The World's Best One Hundred Detective Stories Vol. 6 (1910) by Eugene Thwing (ed)
One volume of a ten-volume set of early detective stories. This particular volume is not nearly as strong as the previous two I have reviewed. Holmes is entertaining as always and "The Eleventh Juror" by Vincent Starrett is the best of the rest with "On Top of the Tower" (LeBlanc) following closely, but most of these are poor pickings, indeed. There are no crimes at all involved in Starrett's other two offerings making them weak mysteries at best. "The Three Liars" would have been far more interesting if there had been a real detective following up real clues rather than looking into people's eyes and then doing some sort of early version of the Vulcan mind meld a la Mr. Spock. I hope the other volumes I own will meet the higher standards of Volumes one and seven. ★★
"The Adventure of the Three Garridebs" by Sir Arthur Conan Doyle: A man with an unusual last name is promised a share of riches if a third man with the same name can be found. [Deaths = one shot]
"The Adventure of the Mazarin Stone" by Doyle: Holmes sets out to retrieve the stolen Crown diamond. He knows who has it, but can he force him to reveal where the diamond is?
"Missing Men" by Vincent Starrett: Three men vanish at practically the same time. If Lavender, famed detective of Chicago, can discover what happened to one, he will discover all.
"The Other Woman" by Starrett: A wealthy woman asks Alexandre Dulau to discover where her husband goes when he disappears periodically for one - three days. She's sure he is seeking the company of another woman. She may be right...
"The Eleventh Juror" by Starrett: All but one juror is sure the man on trial is guilty. Why is the eleventh juror so sure that Murray, caught standing over the murdered man with a gun in his hand, is innocent? [Deaths = one shot]
"On the Top of the Tower" by Maurice LeBlanc: Hortense Daniel has been done out of her inheritance by her uncle. Prince Renine helps her regain it...but discovers murder in the process. [Deaths = two shot]
"At the Sign of Mercury" by LeBlanc: As part of an extraordinary bargain forged at the end of "On Top of the Tower," Prince Renine fulfills his obligation to track down a jeweled clasp for Hortense Daniel. She's not sure she wanted him to succeed...
"Three Liars" by Henry C. Rowland: Three people are telling lies about how the abusive Count Miguel met his death. Jacques Hughes, a mentalist detective, will determine where the truth lies. [one fell from height]
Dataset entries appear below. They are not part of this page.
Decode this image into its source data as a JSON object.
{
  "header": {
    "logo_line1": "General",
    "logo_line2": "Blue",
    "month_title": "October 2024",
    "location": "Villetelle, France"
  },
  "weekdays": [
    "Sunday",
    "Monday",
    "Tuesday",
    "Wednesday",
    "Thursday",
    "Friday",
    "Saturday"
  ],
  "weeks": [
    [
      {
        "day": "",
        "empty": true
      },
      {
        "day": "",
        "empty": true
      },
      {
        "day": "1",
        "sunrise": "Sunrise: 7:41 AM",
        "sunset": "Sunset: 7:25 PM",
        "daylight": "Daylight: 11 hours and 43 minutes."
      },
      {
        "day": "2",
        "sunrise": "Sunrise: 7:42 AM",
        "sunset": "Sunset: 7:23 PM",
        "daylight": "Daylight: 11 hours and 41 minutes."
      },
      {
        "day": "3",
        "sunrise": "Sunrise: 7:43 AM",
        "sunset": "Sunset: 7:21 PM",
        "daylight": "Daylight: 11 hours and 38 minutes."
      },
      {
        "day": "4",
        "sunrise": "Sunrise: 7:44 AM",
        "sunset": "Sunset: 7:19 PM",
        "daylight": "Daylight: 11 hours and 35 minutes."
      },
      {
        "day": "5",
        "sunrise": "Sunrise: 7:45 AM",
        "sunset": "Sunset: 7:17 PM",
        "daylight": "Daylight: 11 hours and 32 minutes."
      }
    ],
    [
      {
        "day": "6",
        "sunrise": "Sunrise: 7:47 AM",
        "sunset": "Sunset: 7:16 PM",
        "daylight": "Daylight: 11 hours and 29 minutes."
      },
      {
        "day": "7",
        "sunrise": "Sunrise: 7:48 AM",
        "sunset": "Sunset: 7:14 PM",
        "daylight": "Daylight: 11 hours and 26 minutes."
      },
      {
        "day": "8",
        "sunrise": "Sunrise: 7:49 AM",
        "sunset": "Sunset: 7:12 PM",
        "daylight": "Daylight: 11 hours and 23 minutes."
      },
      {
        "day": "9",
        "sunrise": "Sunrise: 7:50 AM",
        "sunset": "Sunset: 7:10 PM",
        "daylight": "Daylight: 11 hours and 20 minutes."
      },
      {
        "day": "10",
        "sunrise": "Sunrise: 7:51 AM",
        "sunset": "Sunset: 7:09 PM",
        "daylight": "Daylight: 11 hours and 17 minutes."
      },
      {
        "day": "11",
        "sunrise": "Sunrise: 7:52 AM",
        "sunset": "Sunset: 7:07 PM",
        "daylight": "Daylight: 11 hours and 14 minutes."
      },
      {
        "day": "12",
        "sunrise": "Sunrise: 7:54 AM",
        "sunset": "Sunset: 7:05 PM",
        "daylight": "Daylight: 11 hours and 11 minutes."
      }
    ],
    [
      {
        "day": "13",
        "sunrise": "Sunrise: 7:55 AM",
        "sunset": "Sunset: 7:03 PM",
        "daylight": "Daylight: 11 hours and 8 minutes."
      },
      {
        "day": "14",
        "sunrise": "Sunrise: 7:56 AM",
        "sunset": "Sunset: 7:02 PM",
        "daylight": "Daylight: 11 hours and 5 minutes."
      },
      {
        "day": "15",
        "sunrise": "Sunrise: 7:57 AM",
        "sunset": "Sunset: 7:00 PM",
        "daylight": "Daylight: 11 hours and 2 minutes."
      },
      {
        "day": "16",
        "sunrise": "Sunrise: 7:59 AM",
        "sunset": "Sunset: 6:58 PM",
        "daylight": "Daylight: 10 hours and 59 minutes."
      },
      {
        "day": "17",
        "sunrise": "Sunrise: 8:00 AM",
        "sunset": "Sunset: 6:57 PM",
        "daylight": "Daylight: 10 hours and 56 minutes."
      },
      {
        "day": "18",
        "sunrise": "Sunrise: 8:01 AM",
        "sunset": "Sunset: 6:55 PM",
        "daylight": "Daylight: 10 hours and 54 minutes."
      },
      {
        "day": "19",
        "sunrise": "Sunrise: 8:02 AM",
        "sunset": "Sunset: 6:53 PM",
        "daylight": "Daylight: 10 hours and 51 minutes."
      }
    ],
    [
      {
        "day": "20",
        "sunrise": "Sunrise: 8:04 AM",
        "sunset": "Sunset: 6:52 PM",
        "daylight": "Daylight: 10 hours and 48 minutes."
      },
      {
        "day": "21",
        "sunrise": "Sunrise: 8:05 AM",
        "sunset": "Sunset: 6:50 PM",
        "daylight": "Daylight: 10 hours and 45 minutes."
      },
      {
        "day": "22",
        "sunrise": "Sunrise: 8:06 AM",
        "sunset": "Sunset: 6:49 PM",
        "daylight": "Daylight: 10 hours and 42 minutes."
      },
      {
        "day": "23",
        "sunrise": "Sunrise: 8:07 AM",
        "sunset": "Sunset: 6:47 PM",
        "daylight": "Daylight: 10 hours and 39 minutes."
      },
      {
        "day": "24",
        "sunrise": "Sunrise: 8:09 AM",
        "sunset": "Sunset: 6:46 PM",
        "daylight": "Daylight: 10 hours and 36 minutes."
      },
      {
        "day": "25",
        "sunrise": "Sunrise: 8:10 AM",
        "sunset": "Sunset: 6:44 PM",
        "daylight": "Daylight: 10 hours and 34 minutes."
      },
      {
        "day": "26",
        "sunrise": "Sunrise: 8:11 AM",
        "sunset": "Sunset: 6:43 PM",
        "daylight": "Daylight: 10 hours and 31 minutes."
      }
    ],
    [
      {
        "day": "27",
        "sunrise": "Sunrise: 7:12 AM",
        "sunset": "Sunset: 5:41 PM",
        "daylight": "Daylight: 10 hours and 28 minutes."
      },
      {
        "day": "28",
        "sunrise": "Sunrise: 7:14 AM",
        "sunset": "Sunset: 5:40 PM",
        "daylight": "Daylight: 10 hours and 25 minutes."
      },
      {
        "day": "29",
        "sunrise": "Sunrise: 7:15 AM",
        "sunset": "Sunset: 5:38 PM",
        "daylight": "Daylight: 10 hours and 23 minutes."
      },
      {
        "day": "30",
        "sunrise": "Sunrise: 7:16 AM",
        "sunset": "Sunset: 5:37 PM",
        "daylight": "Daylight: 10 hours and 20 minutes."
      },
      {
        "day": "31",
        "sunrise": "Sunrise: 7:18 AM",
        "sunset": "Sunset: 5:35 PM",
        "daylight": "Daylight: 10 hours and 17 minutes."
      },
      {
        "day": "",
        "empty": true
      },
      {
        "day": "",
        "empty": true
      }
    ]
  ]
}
"The Subconscious Witness" by Henry Smith Williams: While early blood testing helps Dr. Goodrich whittle down the identity of a murderer who took advantage of a car accident to two suspects, he must use hypnosis to make the final determination. [Deaths = one hit on head]
"D'Artagnan and the Duel" by Alexandre Dumas: King Louis XIV orders D'Artagnan to investigate a duel which has left a man severely wounded.
First line (1st story): It may have been a comedy, or it may have been a tragedy.
Last line (last story): "In that case, you are not human, Monsieur d'Artagnan, for I believe you never are mistaken."